-- WHAT IS NEEDED --
Check each line of the records for "true"; collect those that have it.

(App and web page records)
* * *
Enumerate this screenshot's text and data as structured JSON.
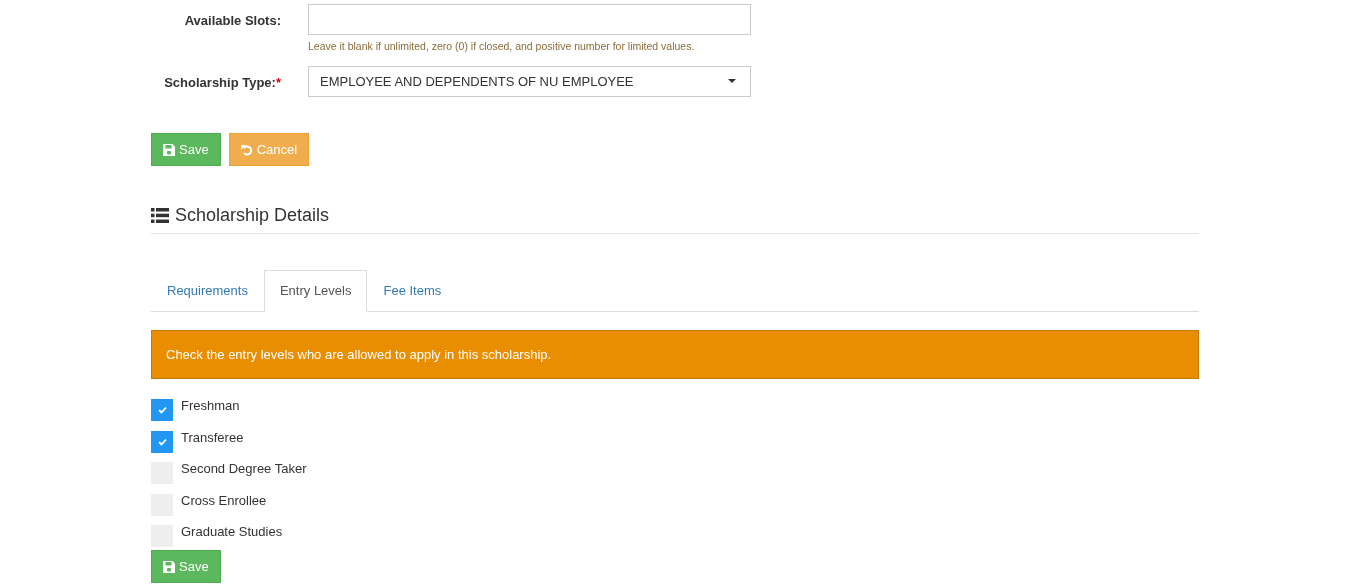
{
  "form": {
    "fields": [
      {
        "kind": "input",
        "label": "Available Slots:",
        "help": "Leave it blank if unlimited, zero (0) if closed, and positive number for limited values."
      },
      {
        "kind": "select",
        "label": "Scholarship Type:",
        "required_mark": "*",
        "value": "EMPLOYEE AND DEPENDENTS OF NU EMPLOYEE"
      }
    ],
    "buttons": [
      {
        "kind": "save",
        "label": "Save"
      },
      {
        "kind": "cancel",
        "label": "Cancel"
      }
    ]
  },
  "section": {
    "title": "Scholarship Details"
  },
  "tabs": [
    {
      "label": "Requirements",
      "selected": false
    },
    {
      "label": "Entry Levels",
      "selected": true
    },
    {
      "label": "Fee Items",
      "selected": false
    }
  ],
  "alert": "Check the entry levels who are allowed to apply in this scholarship.",
  "entry_levels": [
    {
      "label": "Freshman",
      "checked": true
    },
    {
      "label": "Transferee",
      "checked": true
    },
    {
      "label": "Second Degree Taker",
      "checked": false
    },
    {
      "label": "Cross Enrollee",
      "checked": false
    },
    {
      "label": "Graduate Studies",
      "checked": false
    }
  ],
  "save_button": "Save"
}
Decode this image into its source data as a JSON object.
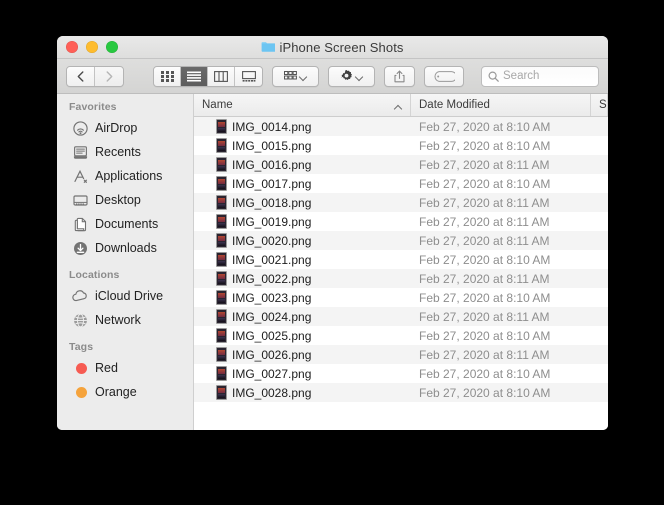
{
  "window": {
    "title": "iPhone Screen Shots",
    "folder_icon": "folder-icon",
    "traffic_lights": {
      "close": "close-button",
      "minimize": "minimize-button",
      "maximize": "maximize-button"
    }
  },
  "toolbar": {
    "back_label": "‹",
    "forward_label": "›",
    "view_modes": [
      {
        "name": "icon-view",
        "active": false
      },
      {
        "name": "list-view",
        "active": true
      },
      {
        "name": "column-view",
        "active": false
      },
      {
        "name": "gallery-view",
        "active": false
      }
    ],
    "group_button": "group-by-button",
    "action_button": "action-gear-button",
    "share_button": "share-button",
    "tag_button": "tag-button"
  },
  "search": {
    "placeholder": "Search",
    "value": ""
  },
  "sidebar": {
    "groups": [
      {
        "header": "Favorites",
        "items": [
          {
            "label": "AirDrop",
            "icon": "airdrop-icon"
          },
          {
            "label": "Recents",
            "icon": "recents-icon"
          },
          {
            "label": "Applications",
            "icon": "applications-icon"
          },
          {
            "label": "Desktop",
            "icon": "desktop-icon"
          },
          {
            "label": "Documents",
            "icon": "documents-icon"
          },
          {
            "label": "Downloads",
            "icon": "downloads-icon"
          }
        ]
      },
      {
        "header": "Locations",
        "items": [
          {
            "label": "iCloud Drive",
            "icon": "icloud-icon"
          },
          {
            "label": "Network",
            "icon": "network-icon"
          }
        ]
      },
      {
        "header": "Tags",
        "items": [
          {
            "label": "Red",
            "icon": "tag-dot",
            "color": "#f65b52"
          },
          {
            "label": "Orange",
            "icon": "tag-dot",
            "color": "#f5a33c"
          }
        ]
      }
    ]
  },
  "filelist": {
    "columns": [
      {
        "key": "name",
        "label": "Name",
        "sorted": "ascending"
      },
      {
        "key": "date",
        "label": "Date Modified",
        "sorted": "none"
      },
      {
        "key": "size",
        "label": "S",
        "sorted": "none"
      }
    ],
    "rows": [
      {
        "name": "IMG_0014.png",
        "date": "Feb 27, 2020 at 8:10 AM",
        "size": ""
      },
      {
        "name": "IMG_0015.png",
        "date": "Feb 27, 2020 at 8:10 AM",
        "size": ""
      },
      {
        "name": "IMG_0016.png",
        "date": "Feb 27, 2020 at 8:11 AM",
        "size": ""
      },
      {
        "name": "IMG_0017.png",
        "date": "Feb 27, 2020 at 8:10 AM",
        "size": ""
      },
      {
        "name": "IMG_0018.png",
        "date": "Feb 27, 2020 at 8:11 AM",
        "size": ""
      },
      {
        "name": "IMG_0019.png",
        "date": "Feb 27, 2020 at 8:11 AM",
        "size": ""
      },
      {
        "name": "IMG_0020.png",
        "date": "Feb 27, 2020 at 8:11 AM",
        "size": ""
      },
      {
        "name": "IMG_0021.png",
        "date": "Feb 27, 2020 at 8:10 AM",
        "size": ""
      },
      {
        "name": "IMG_0022.png",
        "date": "Feb 27, 2020 at 8:11 AM",
        "size": ""
      },
      {
        "name": "IMG_0023.png",
        "date": "Feb 27, 2020 at 8:10 AM",
        "size": ""
      },
      {
        "name": "IMG_0024.png",
        "date": "Feb 27, 2020 at 8:11 AM",
        "size": ""
      },
      {
        "name": "IMG_0025.png",
        "date": "Feb 27, 2020 at 8:10 AM",
        "size": ""
      },
      {
        "name": "IMG_0026.png",
        "date": "Feb 27, 2020 at 8:11 AM",
        "size": ""
      },
      {
        "name": "IMG_0027.png",
        "date": "Feb 27, 2020 at 8:10 AM",
        "size": ""
      },
      {
        "name": "IMG_0028.png",
        "date": "Feb 27, 2020 at 8:10 AM",
        "size": ""
      }
    ]
  },
  "colors": {
    "close": "#ff5f57",
    "minimize": "#febc2e",
    "maximize": "#28c840",
    "folder": "#6cc5f2",
    "selected_view": "#5d5d5d",
    "tag_red": "#f65b52",
    "tag_orange": "#f5a33c"
  }
}
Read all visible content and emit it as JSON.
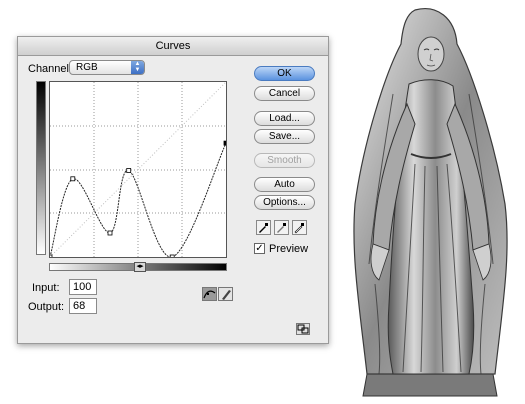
{
  "dialog": {
    "title": "Curves",
    "channel_label": "Channel:",
    "channel_value": "RGB",
    "input_label": "Input:",
    "input_value": "100",
    "output_label": "Output:",
    "output_value": "68"
  },
  "buttons": {
    "ok": "OK",
    "cancel": "Cancel",
    "load": "Load...",
    "save": "Save...",
    "smooth": "Smooth",
    "auto": "Auto",
    "options": "Options..."
  },
  "preview": {
    "label": "Preview",
    "checked": true
  },
  "icons": {
    "channel_arrows": "up-down-arrows-icon",
    "black_eyedropper": "eyedropper-black-icon",
    "gray_eyedropper": "eyedropper-gray-icon",
    "white_eyedropper": "eyedropper-white-icon",
    "curve_tool": "curve-point-tool-icon",
    "pencil_tool": "pencil-tool-icon",
    "expand": "expand-view-icon"
  },
  "curve": {
    "input_range": [
      0,
      255
    ],
    "output_range": [
      0,
      255
    ],
    "control_points": [
      [
        0,
        0
      ],
      [
        33,
        114
      ],
      [
        87,
        35
      ],
      [
        114,
        126
      ],
      [
        177,
        0
      ],
      [
        255,
        166
      ]
    ]
  },
  "colors": {
    "default_button": "#5b93df",
    "dialog_bg": "#ececec"
  }
}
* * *
-- PROBLEM SOLUTION --
      "selected": true
      "checked": true
      "checked": true
        "active": true
    "checked": true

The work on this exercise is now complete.